Daniel was with me, dressed like a doctor and holding my hand. I was telling him knock-knock jokes and asking him to tell me stories. The nurses were talking to us, too. I think the doctor was telling a joke but I can’t remember for sure.
And then Joshua was there. They took him to go help him breathe and see how bad he was. He was in shock when he was born and his heart had almost stopped completely. When they brought him to me, all I could think was that he was the tiniest baby I had ever seen. I still couldn’t believe he was there. The doctor said I could give him a kiss, so I did. And then they took him upstairs.
The C-section was traumatic. I don’t want to be dramatic but the idea that they could just decide to take my baby from me while I could do absolutely nothing about it was terrifying. It was a nightmare. I hated it. It was like my mind thought that if I could just wait it all out, it would turn out to be a cruel joke. I would still be pregnant. My baby wouldn’t be in the NICU. But as hard as I wished for that to be true, it wasn’t. I was trapped. Our lives had done a complete 180 in fewer than 12 hours.

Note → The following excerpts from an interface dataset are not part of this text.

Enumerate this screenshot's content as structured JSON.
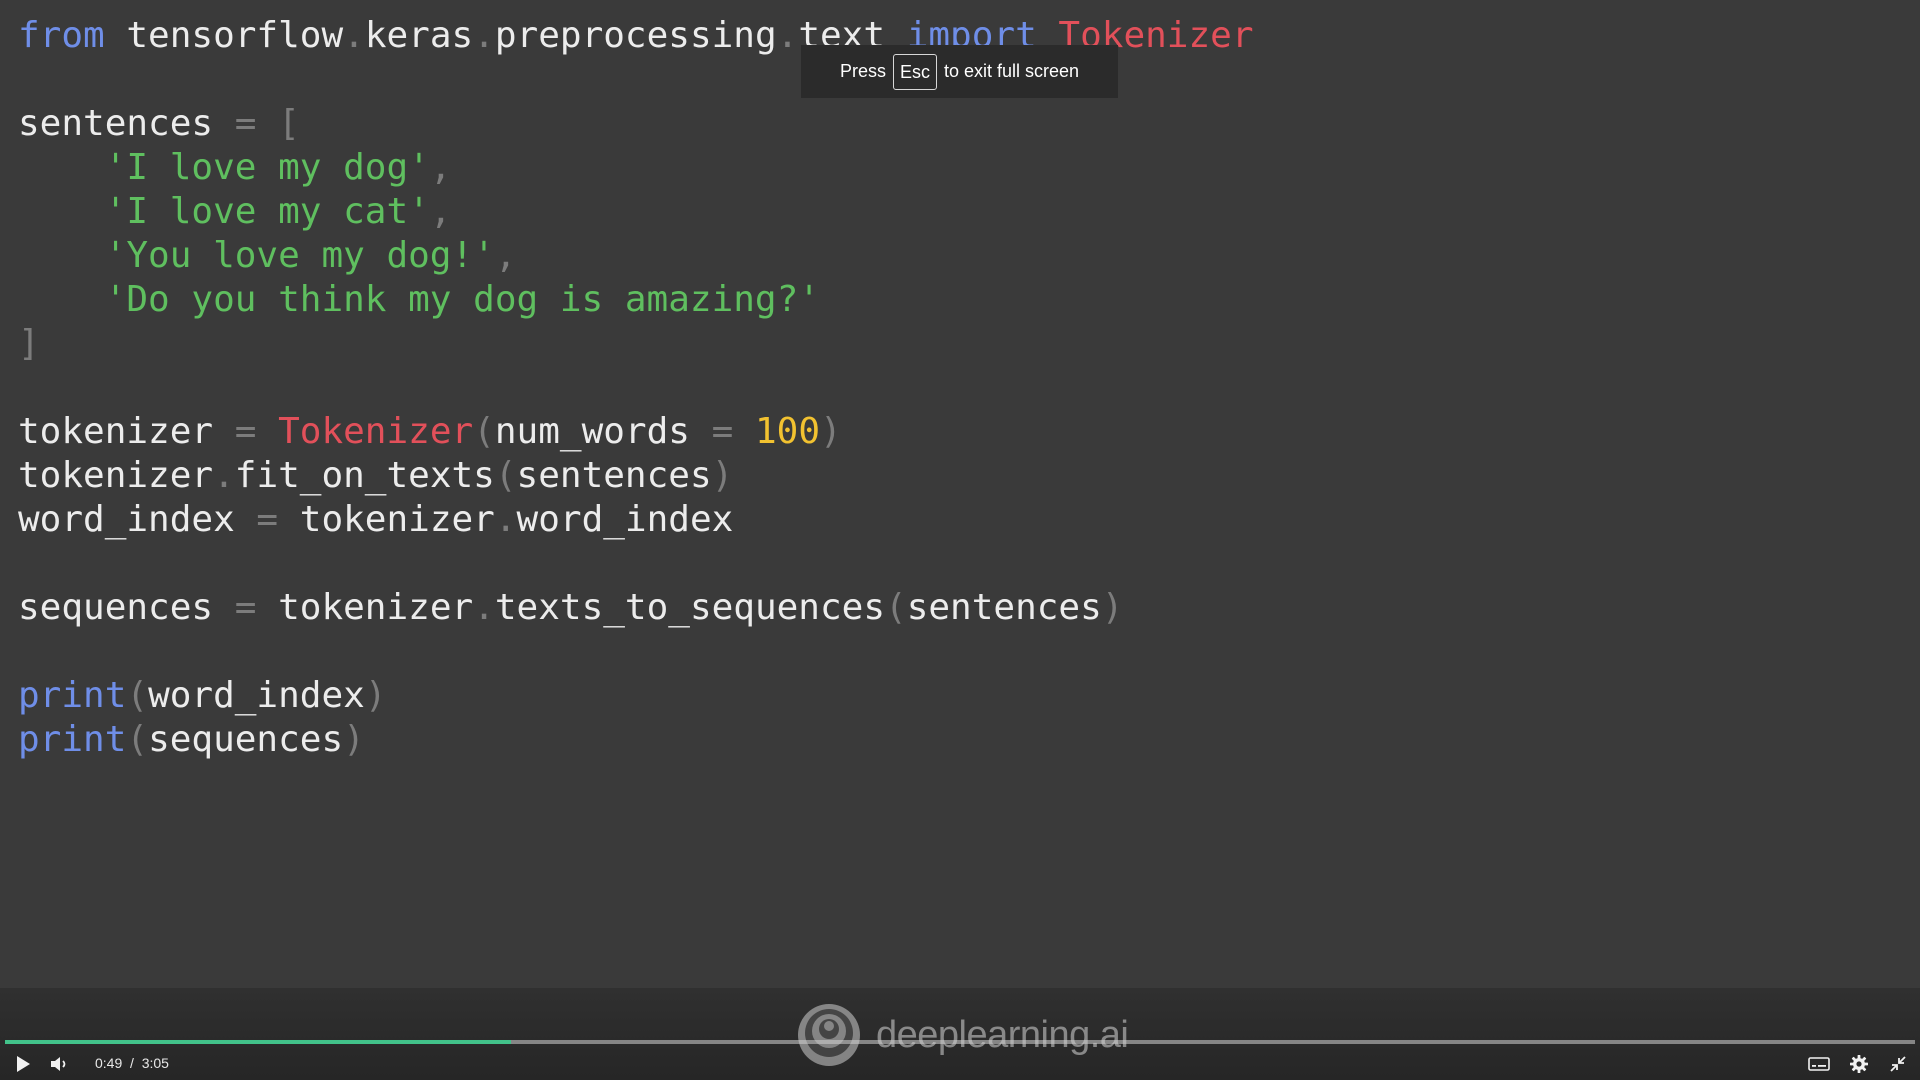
{
  "code_lines": [
    [
      [
        "kw",
        "from"
      ],
      [
        "id",
        " tensorflow"
      ],
      [
        "punc",
        "."
      ],
      [
        "id",
        "keras"
      ],
      [
        "punc",
        "."
      ],
      [
        "id",
        "preprocessing"
      ],
      [
        "punc",
        "."
      ],
      [
        "id",
        "text "
      ],
      [
        "kw",
        "import"
      ],
      [
        "cls",
        " Tokenizer"
      ]
    ],
    [],
    [
      [
        "id",
        "sentences "
      ],
      [
        "punc",
        "= ["
      ]
    ],
    [
      [
        "id",
        "    "
      ],
      [
        "str",
        "'I love my dog'"
      ],
      [
        "punc",
        ","
      ]
    ],
    [
      [
        "id",
        "    "
      ],
      [
        "str",
        "'I love my cat'"
      ],
      [
        "punc",
        ","
      ]
    ],
    [
      [
        "id",
        "    "
      ],
      [
        "str",
        "'You love my dog!'"
      ],
      [
        "punc",
        ","
      ]
    ],
    [
      [
        "id",
        "    "
      ],
      [
        "str",
        "'Do you think my dog is amazing?'"
      ]
    ],
    [
      [
        "punc",
        "]"
      ]
    ],
    [],
    [
      [
        "id",
        "tokenizer "
      ],
      [
        "punc",
        "= "
      ],
      [
        "cls",
        "Tokenizer"
      ],
      [
        "punc",
        "("
      ],
      [
        "id",
        "num_words "
      ],
      [
        "punc",
        "= "
      ],
      [
        "num",
        "100"
      ],
      [
        "punc",
        ")"
      ]
    ],
    [
      [
        "id",
        "tokenizer"
      ],
      [
        "punc",
        "."
      ],
      [
        "id",
        "fit_on_texts"
      ],
      [
        "punc",
        "("
      ],
      [
        "id",
        "sentences"
      ],
      [
        "punc",
        ")"
      ]
    ],
    [
      [
        "id",
        "word_index "
      ],
      [
        "punc",
        "= "
      ],
      [
        "id",
        "tokenizer"
      ],
      [
        "punc",
        "."
      ],
      [
        "id",
        "word_index"
      ]
    ],
    [],
    [
      [
        "id",
        "sequences "
      ],
      [
        "punc",
        "= "
      ],
      [
        "id",
        "tokenizer"
      ],
      [
        "punc",
        "."
      ],
      [
        "id",
        "texts_to_sequences"
      ],
      [
        "punc",
        "("
      ],
      [
        "id",
        "sentences"
      ],
      [
        "punc",
        ")"
      ]
    ],
    [],
    [
      [
        "kw",
        "print"
      ],
      [
        "punc",
        "("
      ],
      [
        "id",
        "word_index"
      ],
      [
        "punc",
        ")"
      ]
    ],
    [
      [
        "kw",
        "print"
      ],
      [
        "punc",
        "("
      ],
      [
        "id",
        "sequences"
      ],
      [
        "punc",
        ")"
      ]
    ]
  ],
  "fullscreen_notice": {
    "press": "Press",
    "key": "Esc",
    "rest": "to exit full screen"
  },
  "branding": {
    "text": "deeplearning.ai",
    "icon": "deeplearning-logo-icon"
  },
  "player": {
    "current_time": "0:49",
    "separator": "/",
    "duration": "3:05",
    "progress": 0.265,
    "progress_color": "#42c28a",
    "buttons": {
      "play": "play-icon",
      "volume": "volume-icon",
      "captions": "captions-icon",
      "settings": "gear-icon",
      "exit_fullscreen": "exit-fullscreen-icon"
    }
  }
}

I felt so guilty. Everyone told me it wasn’t my fault. But it was. It was my pre-eclampsia that had caused the blood flow to reverse. Logically I know that isn’t true. But it felt true. It felt really true as the doctor explained to us that there was a 35% chance that Joshua would die. It felt even more true when she listed out all of the obstacles he had to overcome. It was hell.
You know the rest of the story. Joshua had some ups and downs but they saved him. And he’s doing well now.
So that, as they say, is that.